Problem details.
Return every entry in the listing word for word.

Source material below:

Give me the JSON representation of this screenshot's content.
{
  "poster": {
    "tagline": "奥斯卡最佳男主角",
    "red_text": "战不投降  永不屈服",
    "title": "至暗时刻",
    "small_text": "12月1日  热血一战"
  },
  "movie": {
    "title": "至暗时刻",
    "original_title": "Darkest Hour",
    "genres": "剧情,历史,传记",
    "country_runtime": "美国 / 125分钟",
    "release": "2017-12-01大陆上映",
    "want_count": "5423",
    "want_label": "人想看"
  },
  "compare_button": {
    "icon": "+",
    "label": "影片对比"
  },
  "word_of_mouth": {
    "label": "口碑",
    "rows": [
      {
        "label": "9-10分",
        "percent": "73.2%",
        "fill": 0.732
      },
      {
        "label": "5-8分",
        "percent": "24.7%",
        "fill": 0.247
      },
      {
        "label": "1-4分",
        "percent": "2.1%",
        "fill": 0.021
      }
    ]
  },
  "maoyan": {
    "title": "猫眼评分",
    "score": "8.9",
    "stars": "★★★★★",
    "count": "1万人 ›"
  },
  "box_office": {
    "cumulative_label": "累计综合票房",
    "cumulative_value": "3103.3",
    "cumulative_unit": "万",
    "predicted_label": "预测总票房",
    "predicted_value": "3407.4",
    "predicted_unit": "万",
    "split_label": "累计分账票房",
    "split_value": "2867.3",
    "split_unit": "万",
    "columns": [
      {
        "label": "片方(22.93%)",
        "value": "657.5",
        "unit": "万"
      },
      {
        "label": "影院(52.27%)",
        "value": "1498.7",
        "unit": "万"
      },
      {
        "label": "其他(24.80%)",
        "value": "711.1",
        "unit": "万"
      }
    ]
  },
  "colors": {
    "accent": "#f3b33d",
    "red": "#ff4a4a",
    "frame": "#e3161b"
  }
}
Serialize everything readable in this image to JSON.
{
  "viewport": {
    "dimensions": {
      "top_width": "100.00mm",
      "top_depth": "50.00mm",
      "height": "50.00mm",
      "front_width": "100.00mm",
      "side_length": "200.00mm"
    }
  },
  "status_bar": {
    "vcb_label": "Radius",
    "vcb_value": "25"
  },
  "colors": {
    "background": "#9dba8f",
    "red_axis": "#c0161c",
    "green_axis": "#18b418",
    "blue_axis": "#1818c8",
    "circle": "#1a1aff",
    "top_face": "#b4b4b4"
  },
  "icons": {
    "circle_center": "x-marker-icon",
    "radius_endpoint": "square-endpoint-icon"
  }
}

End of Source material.

Answer below.
Give me the JSON representation of this screenshot's content.
{
  "poster": {
    "tagline": "奥斯卡最佳男主角",
    "red_text": "战不投降  永不屈服",
    "title": "至暗时刻",
    "small_text": "12月1日  热血一战"
  },
  "movie": {
    "title": "至暗时刻",
    "original_title": "Darkest Hour",
    "genres": "剧情,历史,传记",
    "country_runtime": "美国 / 125分钟",
    "release": "2017-12-01大陆上映",
    "want_count": "5423",
    "want_label": "人想看"
  },
  "compare_button": {
    "icon": "+",
    "label": "影片对比"
  },
  "word_of_mouth": {
    "label": "口碑",
    "rows": [
      {
        "label": "9-10分",
        "percent": "73.2%",
        "fill": 0.732
      },
      {
        "label": "5-8分",
        "percent": "24.7%",
        "fill": 0.247
      },
      {
        "label": "1-4分",
        "percent": "2.1%",
        "fill": 0.021
      }
    ]
  },
  "maoyan": {
    "title": "猫眼评分",
    "score": "8.9",
    "stars": "★★★★★",
    "count": "1万人 ›"
  },
  "box_office": {
    "cumulative_label": "累计综合票房",
    "cumulative_value": "3103.3",
    "cumulative_unit": "万",
    "predicted_label": "预测总票房",
    "predicted_value": "3407.4",
    "predicted_unit": "万",
    "split_label": "累计分账票房",
    "split_value": "2867.3",
    "split_unit": "万",
    "columns": [
      {
        "label": "片方(22.93%)",
        "value": "657.5",
        "unit": "万"
      },
      {
        "label": "影院(52.27%)",
        "value": "1498.7",
        "unit": "万"
      },
      {
        "label": "其他(24.80%)",
        "value": "711.1",
        "unit": "万"
      }
    ]
  },
  "colors": {
    "accent": "#f3b33d",
    "red": "#ff4a4a",
    "frame": "#e3161b"
  }
}
Serialize everything readable in this image to JSON.
{
  "viewport": {
    "dimensions": {
      "top_width": "100.00mm",
      "top_depth": "50.00mm",
      "height": "50.00mm",
      "front_width": "100.00mm",
      "side_length": "200.00mm"
    }
  },
  "status_bar": {
    "vcb_label": "Radius",
    "vcb_value": "25"
  },
  "colors": {
    "background": "#9dba8f",
    "red_axis": "#c0161c",
    "green_axis": "#18b418",
    "blue_axis": "#1818c8",
    "circle": "#1a1aff",
    "top_face": "#b4b4b4"
  },
  "icons": {
    "circle_center": "x-marker-icon",
    "radius_endpoint": "square-endpoint-icon"
  }
}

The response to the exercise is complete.